Beaded heads such as this, called atwonzen, represent trophy heads: the skulls of enemies felled in battle. Underneath the beading is not bone, however, but wood. Relatively rare (only six examples are known), works of this kind were associated with powerful otherworldly forces. A photograph of one atwonzen shows that it had been hollowed, possibly to create a cavity for spiritually charged medicines, and another was accompanied by a small leopard-skin bag containing herbal remedies. Atwonzen were found only in the households of mfo, or chiefs, and their closest allies. 19th-century carvings depicting human figures in the Bamileke area have historically been the exclusive purview of the society’s highest-ranking men, and the same is true of the ornate beading seen here.
Beading has a long and complex history in the Bamileke region and adjacent areas of western Cameroon. Extensive trade networks once linked present-day Cameroon and Nigeria to the Arab world. Among the prestige goods traded were beads made of coral and glass. Commercial ties with eastern Africa and the Indian Ocean also brought cowry shells, often mixed with beads to adorn works of art. Trade with Europe, which began in the late 15th century, introduced new types of beads, as well as buttons made of brass, porcelain, and mother-of-pearl. All were employed in the ornamentation of objects owned by high-ranking notables and chiefs—from cotton and raffia textiles to masks, stools, gourds, dance wands, and fly whisks.
The beads that cover the Menil atwonzen are European, and brass buttons manufactured in England are also present.1 The beads and buttons are attached to a length of cotton, which has been fastened to the wood core of the piece and then over-sewn. The beads are arranged in three patterns: on the face are chevrons, on the forehead and temples is a circular motif, and in between is an upside down U design. The chevron, widespread in Bamileke art forms, is commonly associated with themes of fertility, fecundity, and rebirth. It alludes to crocodiles and pythons, which play a key symbolic role in the arts. The upside-down U motif is quite common as well and is linked to the frog, another symbol of fertility. The circular design on the forehead and temples is more rare. It probably refers to divination practices and, in this context, may allude to the spider, commonly associated with wisdom.

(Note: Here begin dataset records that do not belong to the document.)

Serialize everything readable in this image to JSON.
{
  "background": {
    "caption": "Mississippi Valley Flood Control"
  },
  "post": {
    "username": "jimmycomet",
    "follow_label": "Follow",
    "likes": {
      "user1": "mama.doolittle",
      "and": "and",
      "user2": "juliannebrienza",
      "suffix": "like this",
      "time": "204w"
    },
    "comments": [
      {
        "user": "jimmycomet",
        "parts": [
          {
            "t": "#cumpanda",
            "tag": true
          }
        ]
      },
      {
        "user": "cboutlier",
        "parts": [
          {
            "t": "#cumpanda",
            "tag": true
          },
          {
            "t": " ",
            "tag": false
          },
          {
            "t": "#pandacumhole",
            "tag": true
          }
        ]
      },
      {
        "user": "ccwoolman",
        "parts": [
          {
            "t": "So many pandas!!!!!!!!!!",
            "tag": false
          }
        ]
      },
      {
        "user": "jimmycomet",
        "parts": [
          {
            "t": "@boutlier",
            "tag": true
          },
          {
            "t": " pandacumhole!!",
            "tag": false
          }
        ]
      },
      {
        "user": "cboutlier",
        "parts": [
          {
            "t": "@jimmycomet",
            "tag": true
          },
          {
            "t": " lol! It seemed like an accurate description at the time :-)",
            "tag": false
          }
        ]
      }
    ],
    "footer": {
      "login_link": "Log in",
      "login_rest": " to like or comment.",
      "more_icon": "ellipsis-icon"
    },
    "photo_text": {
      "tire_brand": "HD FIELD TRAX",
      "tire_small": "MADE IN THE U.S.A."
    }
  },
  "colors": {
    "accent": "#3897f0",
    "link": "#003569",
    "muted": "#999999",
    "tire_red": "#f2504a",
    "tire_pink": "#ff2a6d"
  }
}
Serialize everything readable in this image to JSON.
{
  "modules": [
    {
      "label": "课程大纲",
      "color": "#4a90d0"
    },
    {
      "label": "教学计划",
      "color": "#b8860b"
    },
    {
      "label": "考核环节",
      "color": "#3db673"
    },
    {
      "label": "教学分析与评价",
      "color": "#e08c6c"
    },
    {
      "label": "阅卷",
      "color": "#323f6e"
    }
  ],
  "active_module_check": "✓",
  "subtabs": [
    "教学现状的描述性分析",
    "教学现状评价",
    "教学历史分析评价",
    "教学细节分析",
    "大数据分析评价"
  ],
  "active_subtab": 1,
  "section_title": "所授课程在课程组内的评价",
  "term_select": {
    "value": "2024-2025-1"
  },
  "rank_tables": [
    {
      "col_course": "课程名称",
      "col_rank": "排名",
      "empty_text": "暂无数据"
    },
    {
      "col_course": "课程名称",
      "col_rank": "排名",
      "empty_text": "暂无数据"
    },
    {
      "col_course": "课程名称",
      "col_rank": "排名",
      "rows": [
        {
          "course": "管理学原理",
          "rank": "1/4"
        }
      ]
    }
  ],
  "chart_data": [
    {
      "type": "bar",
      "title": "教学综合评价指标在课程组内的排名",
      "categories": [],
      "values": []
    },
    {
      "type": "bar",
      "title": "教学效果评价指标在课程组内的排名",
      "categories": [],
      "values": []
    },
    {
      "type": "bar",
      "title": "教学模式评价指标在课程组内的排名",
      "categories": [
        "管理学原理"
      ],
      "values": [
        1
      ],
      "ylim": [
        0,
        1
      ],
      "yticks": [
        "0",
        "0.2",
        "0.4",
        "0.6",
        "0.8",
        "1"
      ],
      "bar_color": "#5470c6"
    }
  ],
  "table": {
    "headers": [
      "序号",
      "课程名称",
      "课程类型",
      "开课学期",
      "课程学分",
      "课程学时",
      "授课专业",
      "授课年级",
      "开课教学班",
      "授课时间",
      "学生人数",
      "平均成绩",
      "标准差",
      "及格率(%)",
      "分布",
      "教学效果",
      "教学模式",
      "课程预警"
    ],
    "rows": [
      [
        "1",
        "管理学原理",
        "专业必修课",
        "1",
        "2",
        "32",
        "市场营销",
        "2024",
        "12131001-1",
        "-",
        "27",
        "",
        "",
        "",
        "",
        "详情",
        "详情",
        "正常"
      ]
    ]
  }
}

Dominique Malaquais, African Art from The Menil Collection (2008)
1. Pierre Harter, Arts anciens du Cameroun (Arnouville, France: Arrts d’Afrique noire, 1986).